Pope Francis endorses Mindanao peace process
MANILA, Philippines – Since embarking on a two-nation Asian tour this week, Pope Francis has endorsed the ongoing peace process in Mindanao twice.
Addressing about 450 guests at the Malacañang Palace Friday, January 16, Pope Francis commended the "praiseworthy efforts to promote dialogue and cooperation" between followers of different religions in the Philippines.
"In a particular way, I express my trust that the progress made in bringing peace to the south of the country will result in just solutions in accord with the nation's founding principles and respectful of the inalienable rights of all, including the indigenous peoples and religious minorities," Francis said in his first speech in the Philippines.
In the Philippines, Muslim leaders welcomed Francis as he is scheduled to meet with leaders of different religions during his trip.
His comments on the peace process in southern Philippines come at a time when Congress is deliberating a proposed law that seeks to install an autonomous government in the south that will have greater fiscal and political powers than the current one in place.
The establishment of a new region – to be called the Bangsamoro – is aimed at ending more than 4 decades of war in Mindanao.
Before leaving for Sri Lanka on Monday, Francis also cited the gains made in resolving conflict in Mindanao.
“I note with pleasure that last March an agreement was signed to end long years of tension in the Philippines,” Francis told told members of the Vatican diplomatic corps.
The signing of a peace deal between the government and the Philippines' largest organized armed group, the Moro Islamic Liberation Front (MILF), in March 2014 has raised hopes for lasting peace in Mindanao.
MILF leaders invited the Pope to visit Cotabato City through a letter sent to Cardinal Orlando Quevedo, but there was not enough time for the Pope to do so.
In the letter, the MILF asked the Pope to mention the peace process during his visit.
"Of course, we thank him for the endorsement. We also thank Cardinal Quevedo for bringing the letter to the Pope," said MILF chief negotiator Mohagher Iqbal.
The Bangsamoro bill faces rough-sailing in Congress, with a number of lawmakers raising questions over the constitutionality of installing a parliamentary form of regional government in the south.
Senator Miriam Defensor Santiago, a constitutional expert, is set to hold two committee meetings focusing on the constitutionality of the bill. Meanwhile, the surviving framers of the Constitution have expressed their support for the proposed law.
The proposed law needs to be passed in a plebisicite before the new autonomous region can be installed.

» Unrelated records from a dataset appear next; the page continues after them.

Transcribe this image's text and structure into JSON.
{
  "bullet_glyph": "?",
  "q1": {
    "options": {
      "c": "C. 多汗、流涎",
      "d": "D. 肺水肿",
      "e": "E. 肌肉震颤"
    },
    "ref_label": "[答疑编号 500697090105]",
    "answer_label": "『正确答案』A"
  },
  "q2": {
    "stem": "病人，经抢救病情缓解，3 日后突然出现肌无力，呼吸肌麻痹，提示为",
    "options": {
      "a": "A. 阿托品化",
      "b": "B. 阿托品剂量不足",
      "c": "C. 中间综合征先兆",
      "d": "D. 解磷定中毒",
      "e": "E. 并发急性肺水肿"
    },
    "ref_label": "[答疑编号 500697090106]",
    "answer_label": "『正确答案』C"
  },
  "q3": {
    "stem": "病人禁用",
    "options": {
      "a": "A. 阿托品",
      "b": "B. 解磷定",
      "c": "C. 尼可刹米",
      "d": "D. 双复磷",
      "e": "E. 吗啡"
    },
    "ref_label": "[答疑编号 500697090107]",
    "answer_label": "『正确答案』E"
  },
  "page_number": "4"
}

Aside from the constitutionality of the proposed autonomous region, some of the persistent questions that have been raised include issues on how inclusive the new region will be, especially in terms of territory, indigenous peoples, justice, and religion. – Rappler.com